view that the payments are easier to execute than escrow or
other agreements. Insurance for representations and warranties
is not common in local M&A transactions, but it is a trend
to consider taking into account that a significant portion of
M&A transactions are submitted to foreign laws rather than
Conditions for a private takeover
Key conditions include the purchase price, reps and
warranties, regulatory approvals and any conditions to closing.
Foreign governing law
Using a foreign governing law is common practice, as long as
either the seller or buyer is a foreign company. M&A
transactions between local companies are usually submitted to
The exit environment
An exit on the local market is usually executed as a result

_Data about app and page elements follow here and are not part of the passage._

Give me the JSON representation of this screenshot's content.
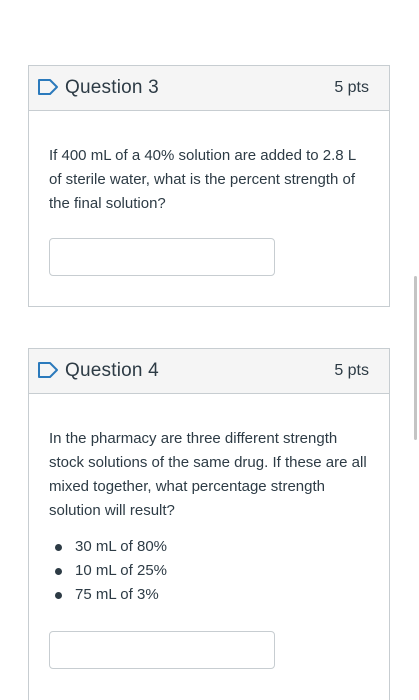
{
  "colors": {
    "flag_icon": "#2b7abc",
    "header_background": "#f5f5f5",
    "border": "#c7cdd1",
    "text": "#2d3b45"
  },
  "questions": [
    {
      "title": "Question 3",
      "points": "5 pts",
      "flag_icon": "bookmark-flag-icon",
      "prompt": "If 400 mL of a 40% solution are added to 2.8 L of sterile water, what is the percent strength of the final solution?",
      "answer_value": ""
    },
    {
      "title": "Question 4",
      "points": "5 pts",
      "flag_icon": "bookmark-flag-icon",
      "prompt": "In the pharmacy are three different strength stock solutions of the same drug. If these are all mixed together, what percentage strength solution will result?",
      "items": [
        "30 mL of 80%",
        "10 mL of 25%",
        "75 mL of 3%"
      ],
      "answer_value": ""
    }
  ]
}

of private negotiations between a buyer and a seller.
Investment bankers have an active role in seeking business
In view of El Salvador's new government, which will take
office on June 1 2019, we believe that investors will act
cautiously until they are able to understand what approach the
President-elect will take in relation to private investment.
The legal sector will always be prepared for any opportunity
and requirement from the market.
Ana Mercedes López
San Salvador, El Salvador
T: +503 22570900
F: +503 22570901
Ana Mercedes has participated in financing projects
for the aviation and energy industries, among others.
She has advised internationally renowned companies on
the execution of power purchase agreements (PPA), EPC
agreements, O&M agreements and on obtaining all
regulatory approvals in El Salvador. Her experience
includes advising multinational companies on mergers
and acquisitions, regulatory analysis related to
concentrations and legal corporate matters.
She has a degree in law from Dr Jose Matías
Delgado University and a master's in entrepreneurial
law from Navarra University, Spain. Ana also has a
diploma in family education from the European Institute
of Education and a master's degree in bioethics, from
the Universidad del Istmo, Guatemala.
Ana has been recognised as best finance lawyer in
Latin America by Euromoney Legal Media Group's
"Americas Women in Business Law Awards". She was
awarded Central America Lawyer of the Year by Chambers
Women in Law Awards 2018 and is ranked in Chambers
Latin America for her corporate and commercial
practice, as well as for her active role and expertise
in banking and finance. She is also listed as
"Recommended lawyer" by The Legal 500.
San Salvador, El Salvador
T: +503 22570900
F: +503 22570901
Rafael Burgos is member of Arias´corporate
team, where he has been providing legal advice to
national and international companies involved in
complex multi-jurisdictional transactions and leading
them to their successful completion.
Currently, Rafael advises internationally renowned
companies in the local and international execution of
their projects, with a special emphasis on the
development of their investments in the energy industry
through the drafting and review of power purchase
agreements (PPA), engineering, procurement and
construction agreements (EPC) and operation and
maintenance agreements (O&M) and the securing of
all required permits and authorisations for the
execution of projects in El Salvador. Rafael has also
been involved in the financing of projects, as in the
incorporation and acquisition of companies dedicated to
diverse matters within the energy industry.
He has a law degree cum laude from Dr José
Matias Delgado University and an LLM in corporate law
from Pontificia Universidad Católica de